6 Tips for Working in Occupied Homes

6 Tips for Working in Occupied Homes

Even the smallest residential construction project can induce stress or even panic in a homeowner.  But it can also be a lesson in patience (and endurance) for you and your construction crew. On any residential jobsite, it’s important to be patient and respectful of the client’s wishes, time and property; on jobsites where the client and family are in residence, those qualities can save your professional life. Here are a few tips to keep you and your crew sane and in your client’s good graces.

Set the Rules … in Stone

You probably already have a set of rules or code of conduct for your employees, but on jobs where the property will be occupied, it’s time to go above and beyond. Let your crew know there will be little to no leeway on such jobs, especially when it comes to appearance, behavior, and language. Those rules might be more relaxed on jobs in empty houses, but no contractor (or employee) wants to lose a job and reputation because a client’s child heard an off-color joke from the next room. It’s up to you to decide the punishment for one or more infractions. It’s your business and reputation.

Make Life Easier for All Involved

Along with reinforcing or expanding your list of rules, consider including information about the locations of the gas and water shutoffs and electric panel(s). Homeowners won’t be unduly disturbed if everyone knows where they’re going. You might consider adding the names of the client and any family members to the list so courtesy can be observed from Day 1.

Keep Everyone Punctual

All clients love seeing daily evidence of progress on a project, but most also love being able to come home to an empty, private home after work – not the same work crew that was there early in the morning. Before setting up your own work schedule, take the time to ask the client(s) about their own. They’ll appreciate your effort to set up reasonable start/stop times around their needs, not yours.

Keep it Clean and Professional

If you don’t already have a company dress code, consider establishing one for jobs like these. This doesn’t mean running out to order company uniforms, but clients will expect your crew to look like professionals at all times. This simply means no vulgar t-shirts or exposed overt tattoos, no tank tops or dirty work clothes. If you have company t-shirts – great. If not, simply suggest your crew stick to solid colors.

Take All Breaks Off Property

Your workers are probably well aware that taking breaks inside a house, occupied or not, is against the rules. And it should go without saying that smoke breaks – even when taken outside the home – can still cause irritation to those inside if windows are open. Have your crew members take all breaks off the property. Your clients will appreciate your efforts not to inconvenience them.
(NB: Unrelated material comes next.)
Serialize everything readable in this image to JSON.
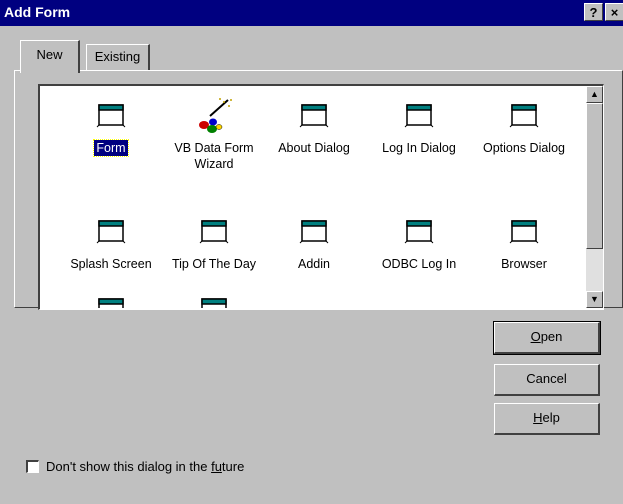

Keep Equipment Where it Belongs

Setting down a toolbox, drill or hammer within reach on the nearest surface while working is not uncommon. However, in a fully furnished, occupied home, all surfaces that are not already covered in protective drop cloths or layers of cardboard should be off-limits to anything being used on the jobsite. No homeowner wants to enter their home and see a grease-covered wrench on the antique sideboard near the bathroom. And no contractor wants to hear about the sudden appearance of a nick or scratch on the client’s expensive antique.

When homeowners pay a lot of money for construction work on their homes, they naturally expect professional behavior from the professionals especially when they’re still in residence. Remember, a satisfied or impressed homeowner will go the extra mile to pass along the good news about your company to as many others as are willing to listen. May the referrals roll in.